Task goal> Repeat each line of the material below exactly.

[[ Source material open ]]

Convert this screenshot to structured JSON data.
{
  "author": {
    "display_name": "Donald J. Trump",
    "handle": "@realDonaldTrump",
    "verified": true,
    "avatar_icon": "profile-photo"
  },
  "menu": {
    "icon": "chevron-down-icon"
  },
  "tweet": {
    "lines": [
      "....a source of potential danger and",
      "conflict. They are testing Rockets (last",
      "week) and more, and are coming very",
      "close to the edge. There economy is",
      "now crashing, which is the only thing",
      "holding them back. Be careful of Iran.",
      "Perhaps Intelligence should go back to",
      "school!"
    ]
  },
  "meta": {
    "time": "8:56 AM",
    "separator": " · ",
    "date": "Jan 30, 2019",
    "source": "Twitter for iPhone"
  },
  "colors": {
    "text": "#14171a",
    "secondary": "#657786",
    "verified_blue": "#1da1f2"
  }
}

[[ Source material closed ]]

Answer space>
Convert this screenshot to structured JSON data.
{
  "author": {
    "display_name": "Donald J. Trump",
    "handle": "@realDonaldTrump",
    "verified": true,
    "avatar_icon": "profile-photo"
  },
  "menu": {
    "icon": "chevron-down-icon"
  },
  "tweet": {
    "lines": [
      "....a source of potential danger and",
      "conflict. They are testing Rockets (last",
      "week) and more, and are coming very",
      "close to the edge. There economy is",
      "now crashing, which is the only thing",
      "holding them back. Be careful of Iran.",
      "Perhaps Intelligence should go back to",
      "school!"
    ]
  },
  "meta": {
    "time": "8:56 AM",
    "separator": " · ",
    "date": "Jan 30, 2019",
    "source": "Twitter for iPhone"
  },
  "colors": {
    "text": "#14171a",
    "secondary": "#657786",
    "verified_blue": "#1da1f2"
  }
}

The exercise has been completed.